In addition, the EEA Consultative Committee has adopted a resolution and report on the challenges and opportunities of greater use of AI in working life. Therein, the Committee underlined the importance of addressing issues raised by the increased use of AI in work life in a systematic and comprehensive manner in the EEA while following the principles of transparency and human monitoring.
Data governance and liability of intermediaries
In the context of the EEA Agreement, ECASIS works with EU policies on creating a single market for data as well as the conditions for use and access to data for businesses and governments within the EEA. It also engages with the EU to develop a common regulatory framework for artificial intelligence (AI). In the area of online intermediaries, the EEA EFTA states have issued common position papers on the new EU rules for internet platforms: the Digital Services Act and the Digital Markets Act. The EEA EFTA states have advocated for additional safeguards regarding the use of recommender systems and profiling of consumers and micro-targeted advertising, in particular when directed at minors and vulnerable groups. ECASIS also works to implement EU content rules that affect trade in the EU’s internal market, such as with regard to the dissemination of terrorist content and child sexual abuse material online.

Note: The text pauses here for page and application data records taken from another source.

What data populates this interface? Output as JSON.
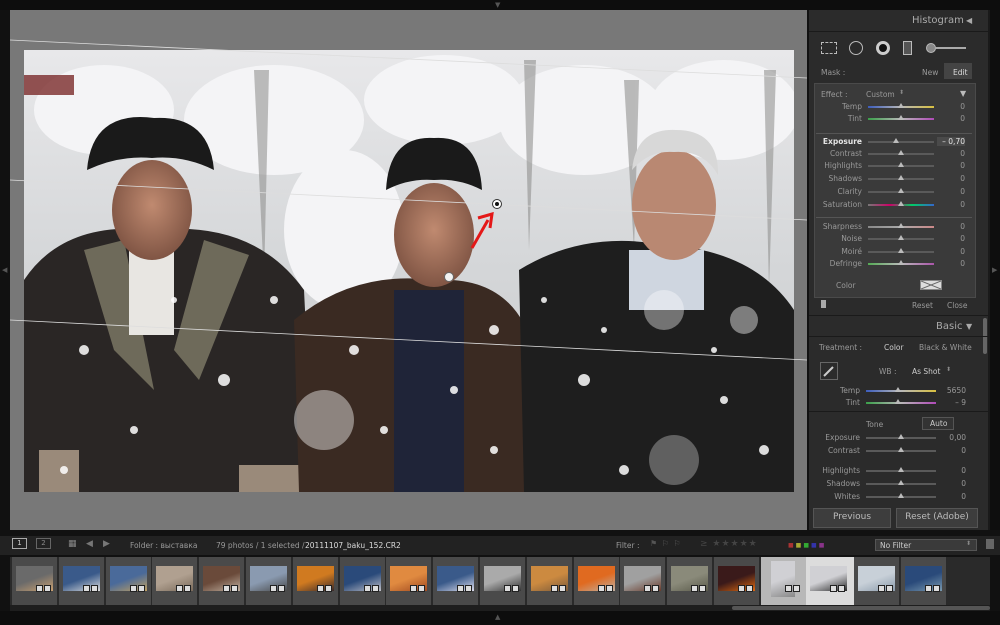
{
  "histogram": {
    "title": "Histogram",
    "collapse_icon": "triangle-left-icon"
  },
  "mask": {
    "label": "Mask :",
    "new": "New",
    "edit": "Edit"
  },
  "effect": {
    "label": "Effect :",
    "value": "Custom",
    "menu_icon": "triangle-down-icon"
  },
  "local_sliders": [
    {
      "name": "Temp",
      "value": "0",
      "level": 0.5
    },
    {
      "name": "Tint",
      "value": "0",
      "level": 0.5
    },
    {
      "name": "Exposure",
      "value": "– 0,70",
      "level": 0.42
    },
    {
      "name": "Contrast",
      "value": "0",
      "level": 0.5
    },
    {
      "name": "Highlights",
      "value": "0",
      "level": 0.5
    },
    {
      "name": "Shadows",
      "value": "0",
      "level": 0.5
    },
    {
      "name": "Clarity",
      "value": "0",
      "level": 0.5
    },
    {
      "name": "Saturation",
      "value": "0",
      "level": 0.5
    },
    {
      "name": "Sharpness",
      "value": "0",
      "level": 0.5
    },
    {
      "name": "Noise",
      "value": "0",
      "level": 0.5
    },
    {
      "name": "Moiré",
      "value": "0",
      "level": 0.5
    },
    {
      "name": "Defringe",
      "value": "0",
      "level": 0.5
    }
  ],
  "color_label": "Color",
  "mask_footer": {
    "reset": "Reset",
    "close": "Close"
  },
  "basic": {
    "title": "Basic",
    "treatment_label": "Treatment :",
    "color": "Color",
    "bw": "Black & White",
    "wb_label": "WB :",
    "wb_value": "As Shot",
    "temp": {
      "name": "Temp",
      "value": "5650",
      "level": 0.45
    },
    "tint": {
      "name": "Tint",
      "value": "– 9",
      "level": 0.46
    },
    "tone_label": "Tone",
    "auto": "Auto",
    "exposure": {
      "name": "Exposure",
      "value": "0,00",
      "level": 0.5
    },
    "contrast": {
      "name": "Contrast",
      "value": "0",
      "level": 0.5
    },
    "highlights": {
      "name": "Highlights",
      "value": "0",
      "level": 0.5
    },
    "shadows": {
      "name": "Shadows",
      "value": "0",
      "level": 0.5
    },
    "whites": {
      "name": "Whites",
      "value": "0",
      "level": 0.5
    }
  },
  "buttons": {
    "previous": "Previous",
    "reset": "Reset (Adobe)"
  },
  "filmbar": {
    "view1": "1",
    "view2": "2",
    "folder_label": "Folder : выставка",
    "count": "79 photos / 1 selected /",
    "filename": "20111107_baku_152.CR2",
    "filter_label": "Filter :",
    "filter_value": "No Filter"
  },
  "filmstrip_count": 20,
  "selected_index": 17
}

Privacy and data protection
In the context of data protection, EFTA’s Expert Group on Data Protection keeps track of EU initiatives in the domain of data protection, which has become particularly relevant in the fast-changing digital environment. The Expert Group contributes to the development of EU policies and legislation in the field of data protection by advising the European Commission, or by being involved in the work of the Commission’s committees, as per the EEA agreement. The EEA agreement covers EU legislation such as the General Data Protection Regulation (GDPR), the e-Privacy Directive, and Regulation 611/2013 on notifications of data breaches and is, therefore, applicable to the previously mentioned three EFTA states. The Expert Group coordinates with the EC on new EU data adequacy decisions allowing international transfers of personal data with counterparties located outside the EEA.
In addition to the external trade relations of EFTA member states (e.g. size of imports/exports/top traded goods), an interactive Free Trade Map illustrates EFTA’s preferential trade relations with partners worldwide. In June 2022, EFTA also published the first edition of the FTA Monitor, which provides fine-grained data on preference utilisation rates under the EFTA’s existing free trade agreements, including an interactive map. EFTA also provides a web tool containing visual presentations that explains how EU law becomes EEA law.

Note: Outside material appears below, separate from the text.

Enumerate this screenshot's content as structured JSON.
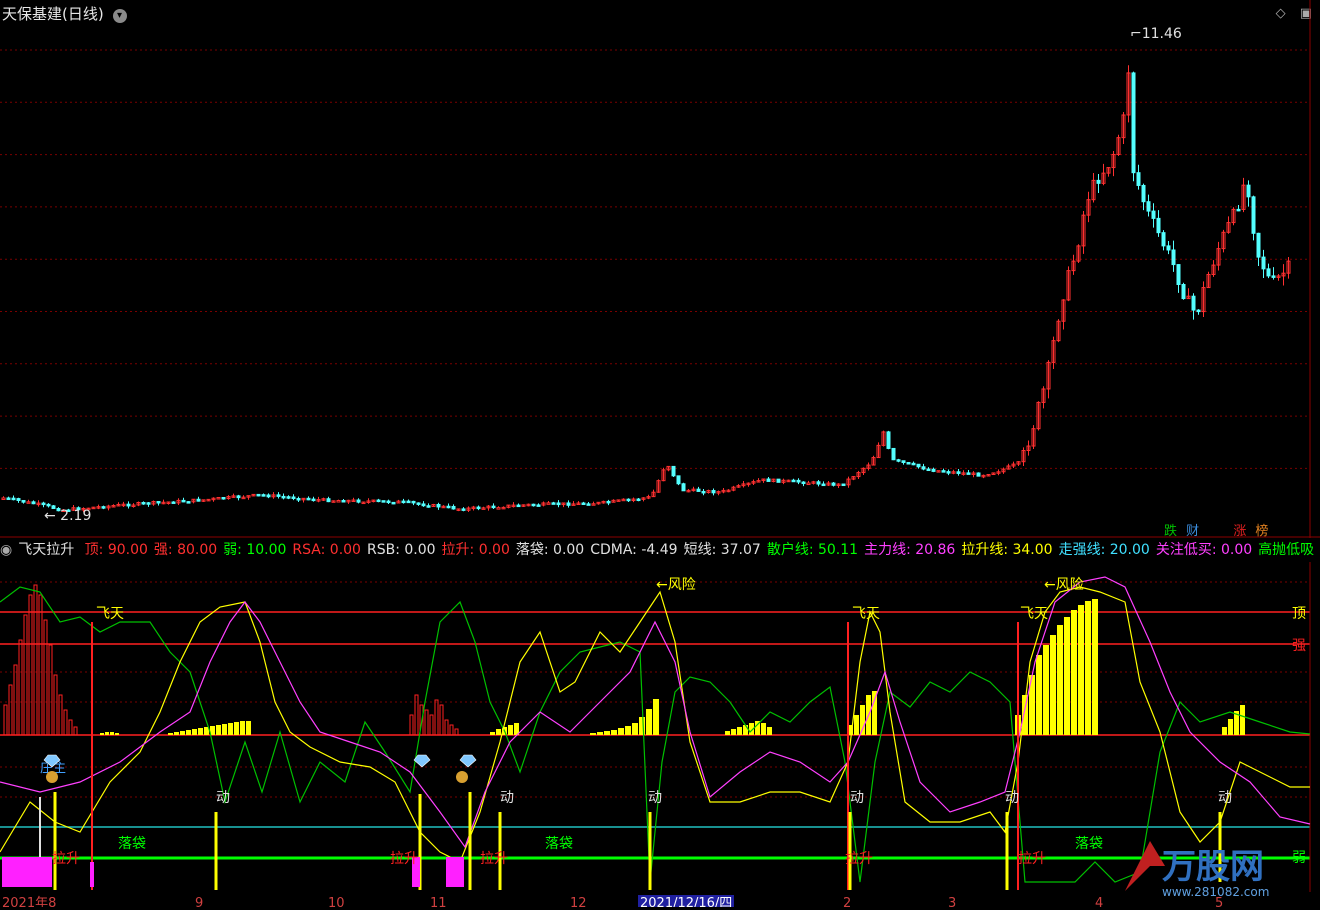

Future of meetings
Most recently, in the context of the COVID-19 crisis, EFTA held virtual meetings, for instance in the case of the EEA Joint Committee and the interaction with EFTA Advisory Bodies, and negotiations for free trade agreements with partners around the globe. Moving forward, EFTA continues to leverage the benefits of virtual and hybrid meetings and corollary online platforms.